  2. “Both process and product are essential components in writing instruction. The writing process is a multi-step process based on how real writers write. This process is the foundation for teaching children to write. The product is the writing children create.”Tompkins, Gail E. Teaching Writing: Balancing Process and Product. Boston: Allyn & Bacon, 2007.

  3. * Process involves more than prewriting, drafting, revising, editing, and publishing. * Products are not the only valuable outcome of writing instruction. “Basically there are two main kinds of studies that make sense for a writing workshop: studies that have something to do with the process of writing (and what it means to be a writer living through the process) or studies that have something to do with the products of writing (Study Driven, 83)

  4. What do you hope to achieve by implementing writing workshop into your classroom?Think – Pair – Share

  5. A. a sense of self as writers, as well as personal writing processes that work for them;B. ways of reading the world like writers, collecting ideas with variety, volume, and thoughtfulness;C. a sense of thoughtful, deliberate purpose about their work as writers and a willingness to linger with those purposes;D. their membership in a responsive, literate community;E. ways of reading texts like writers, developing a sense of craft, genre, and form in writing; andF. a sense of audience and an understanding of how to prepare conventional writing to go into the world (Ray 1999; Ray 2000; Ray 2004)

  6. Can you find evidence of student achievement of goals by assessing the final product?

  7. Assess the process as well as the product (Study Driven, 160-161) Working Through the Process • evidence the writer used workshop time wisely • evidence the writer regularly tried the work of the study • attention to minding due dates and turn-in times • attention to quality and depth in writing reflections about the process

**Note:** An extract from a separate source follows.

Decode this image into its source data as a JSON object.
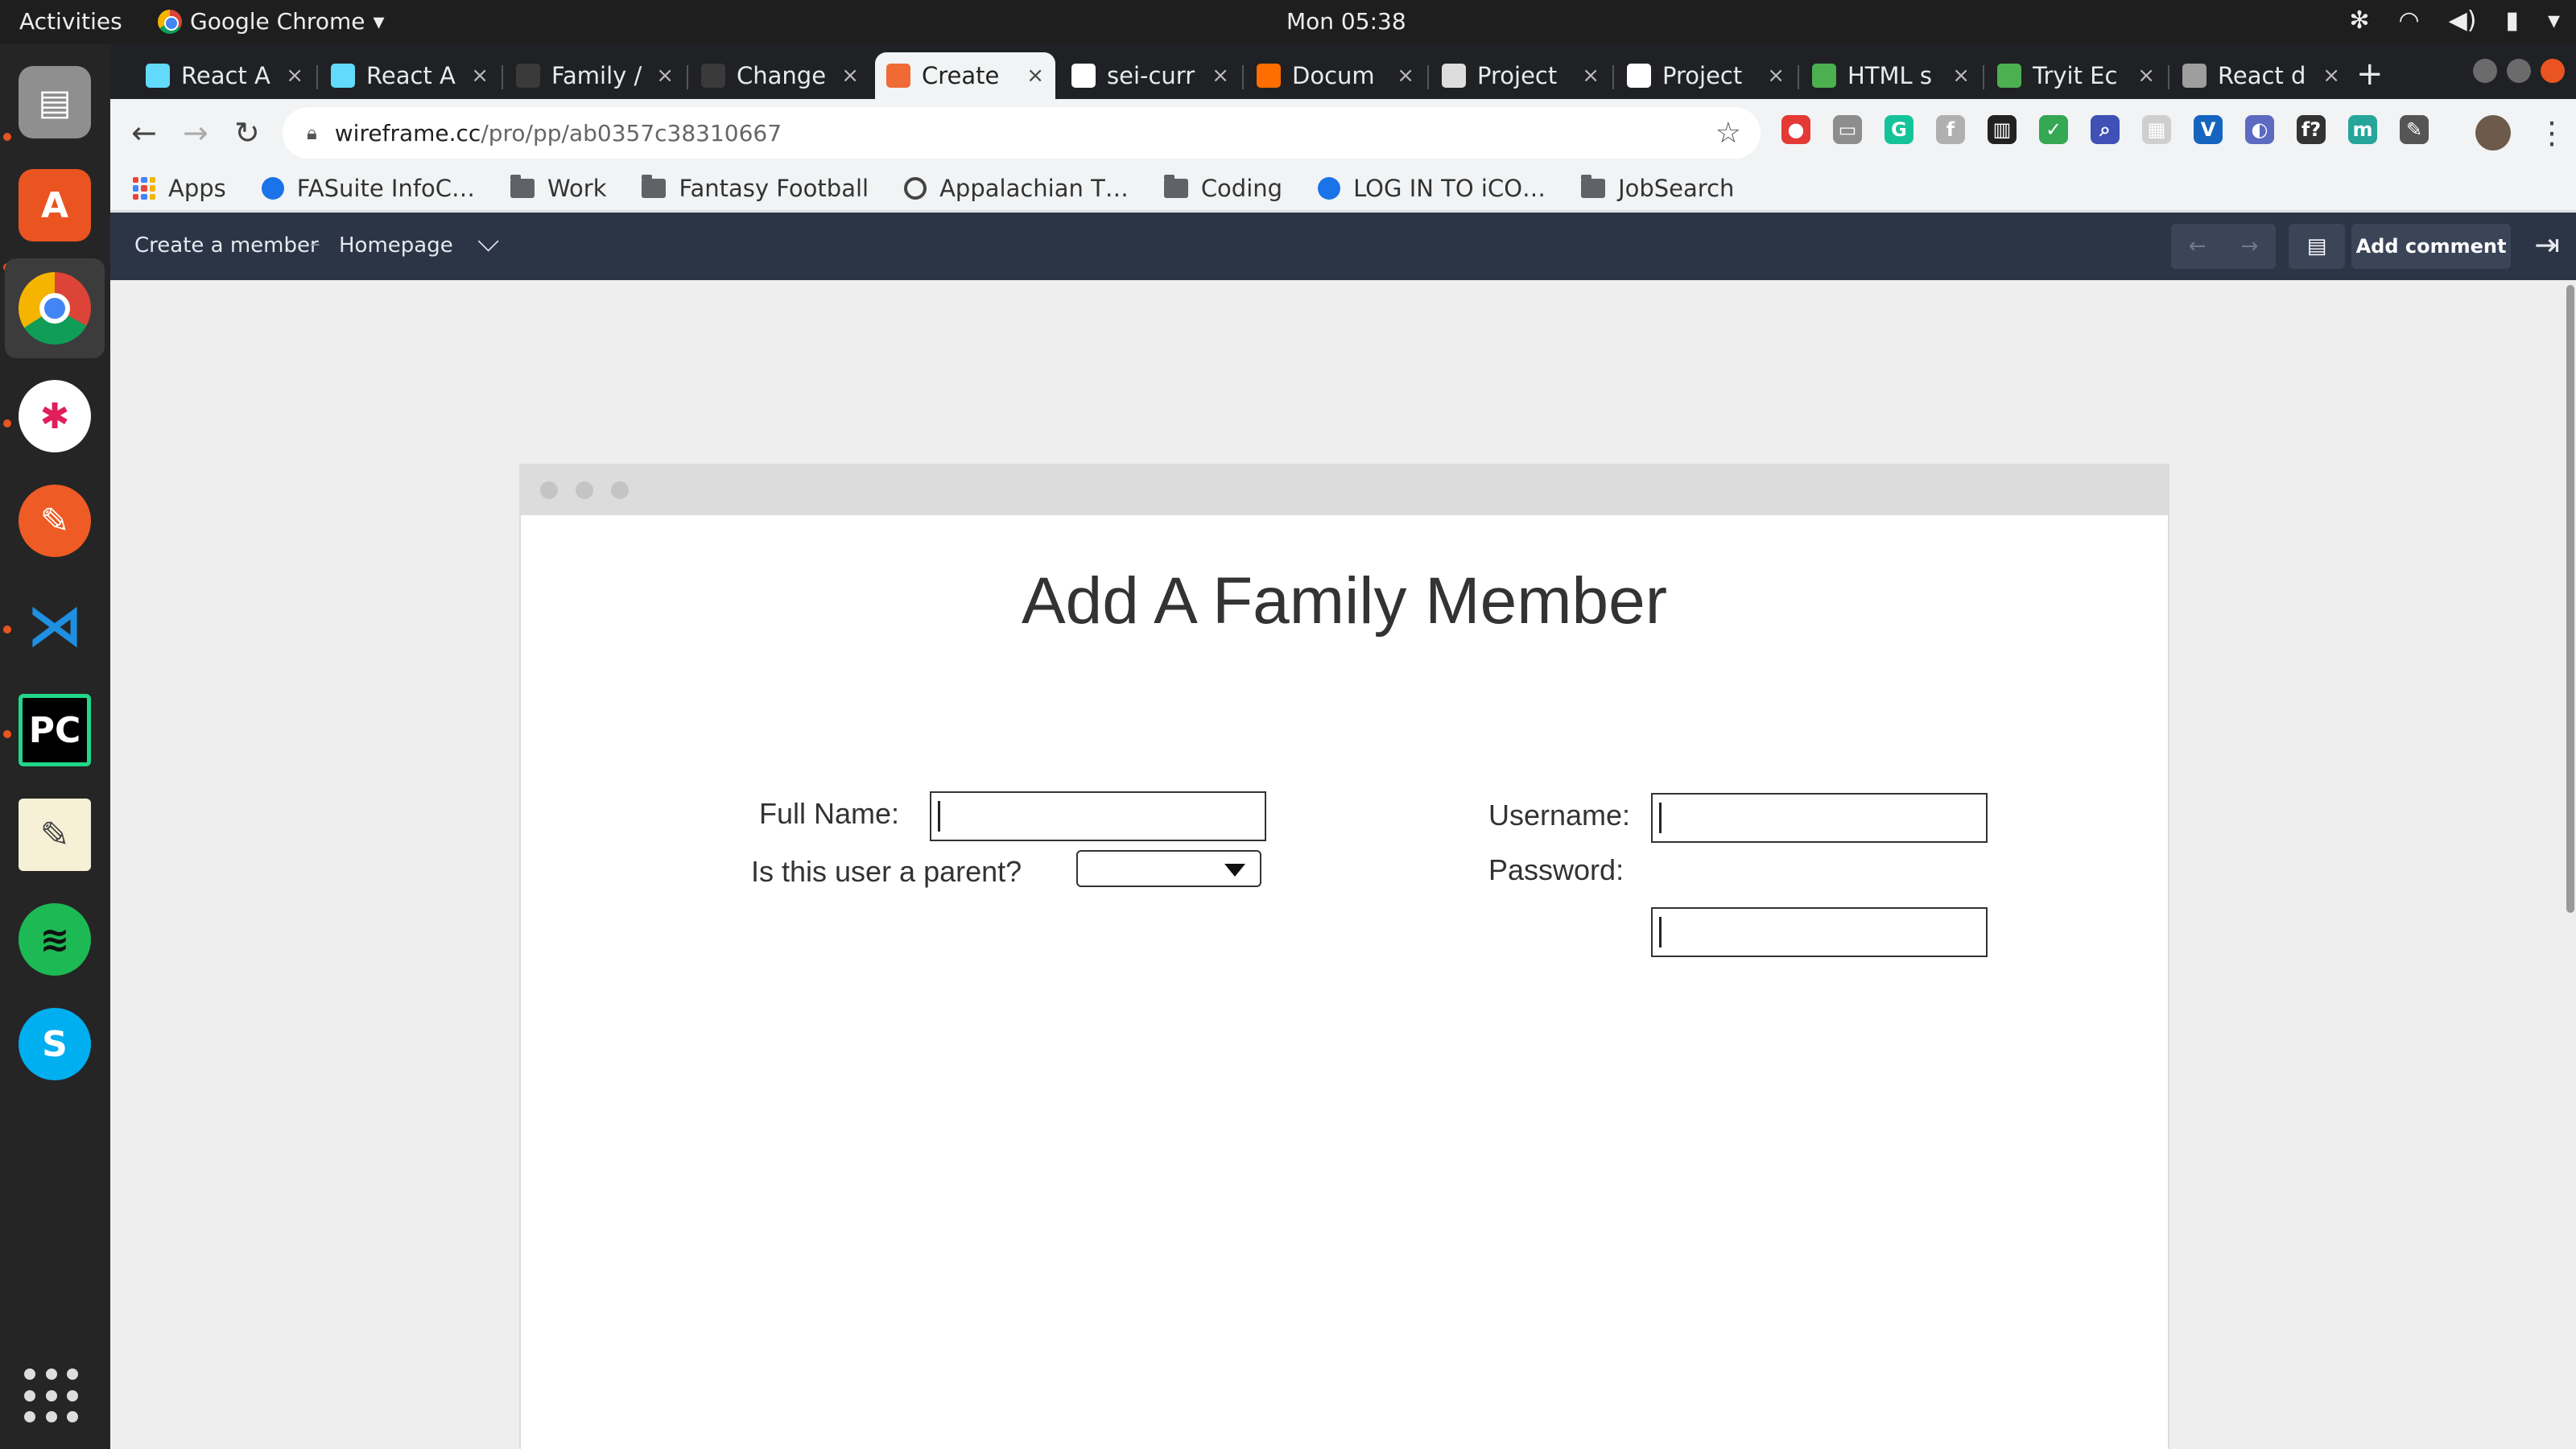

  8. Assess the process as well as the product (Study Driven, 160-161) Choosing and Growing an Idea for Writing • evidence of thoughtful and deliberate topic selection • evidence the writer’s notebook was used as a tool to grow thinking • evidence the writer engaged in the necessary work (research, gathering, talking, etc.) to support the kind of writing s/he was doing

  9. Assess the process as well as the product (Study Driven, 160-161) Drafting and Revision • evidence of thoughtful and decisive planning for drafting • evidence the student engaged in strategic revision • evidence of revision decisions that resulted in changes in the text • evidence the writer used the teaching during the study to raise the level of the writing • evidence the writer made decisions during drafting and revision that show an attention to the craft of the writing

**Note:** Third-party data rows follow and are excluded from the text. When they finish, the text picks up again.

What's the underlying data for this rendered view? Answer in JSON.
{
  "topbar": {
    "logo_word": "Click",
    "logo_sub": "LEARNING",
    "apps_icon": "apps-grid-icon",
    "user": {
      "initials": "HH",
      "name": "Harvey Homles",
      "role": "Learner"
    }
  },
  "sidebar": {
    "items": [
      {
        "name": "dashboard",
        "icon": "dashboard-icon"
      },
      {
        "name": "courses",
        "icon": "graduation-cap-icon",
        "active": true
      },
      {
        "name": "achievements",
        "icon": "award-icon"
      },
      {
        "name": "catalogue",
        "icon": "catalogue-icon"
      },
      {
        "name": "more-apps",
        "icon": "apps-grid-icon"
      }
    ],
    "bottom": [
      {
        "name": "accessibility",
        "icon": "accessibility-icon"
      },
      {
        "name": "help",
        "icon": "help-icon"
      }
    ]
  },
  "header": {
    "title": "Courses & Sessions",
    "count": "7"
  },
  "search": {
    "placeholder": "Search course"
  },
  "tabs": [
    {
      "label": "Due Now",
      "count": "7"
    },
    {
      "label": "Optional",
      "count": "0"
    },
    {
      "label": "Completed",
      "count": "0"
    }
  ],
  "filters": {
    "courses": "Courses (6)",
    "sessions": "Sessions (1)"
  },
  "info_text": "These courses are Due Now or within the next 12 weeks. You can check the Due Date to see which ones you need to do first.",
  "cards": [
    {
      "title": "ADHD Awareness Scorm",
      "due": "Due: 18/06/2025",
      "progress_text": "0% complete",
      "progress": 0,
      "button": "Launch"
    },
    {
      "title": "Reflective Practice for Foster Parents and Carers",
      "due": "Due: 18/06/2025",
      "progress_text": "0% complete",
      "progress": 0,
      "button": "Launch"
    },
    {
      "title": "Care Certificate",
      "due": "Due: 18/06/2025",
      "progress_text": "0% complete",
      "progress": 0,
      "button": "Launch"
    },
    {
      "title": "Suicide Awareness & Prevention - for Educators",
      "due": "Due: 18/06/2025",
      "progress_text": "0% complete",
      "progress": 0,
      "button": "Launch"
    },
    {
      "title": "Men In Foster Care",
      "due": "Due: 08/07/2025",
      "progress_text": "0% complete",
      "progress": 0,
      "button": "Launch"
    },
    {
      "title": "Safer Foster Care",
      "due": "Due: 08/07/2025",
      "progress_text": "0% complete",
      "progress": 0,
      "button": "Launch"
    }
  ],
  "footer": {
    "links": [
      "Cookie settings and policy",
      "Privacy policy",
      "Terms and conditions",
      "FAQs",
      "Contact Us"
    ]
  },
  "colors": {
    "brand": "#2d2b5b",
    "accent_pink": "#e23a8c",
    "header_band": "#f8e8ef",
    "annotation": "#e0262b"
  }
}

  10. Assess the process as well as the product (Study Driven, 160-161) Finishing • evidence the writer paid careful and strategic attention to editing and proofreading the piece for errors in spelling and usage • evidence the writer paid careful attention to “presentation” and the finished look of the piece

  11. Jigsaw: “Essential Characteristics of a Writing Workshop”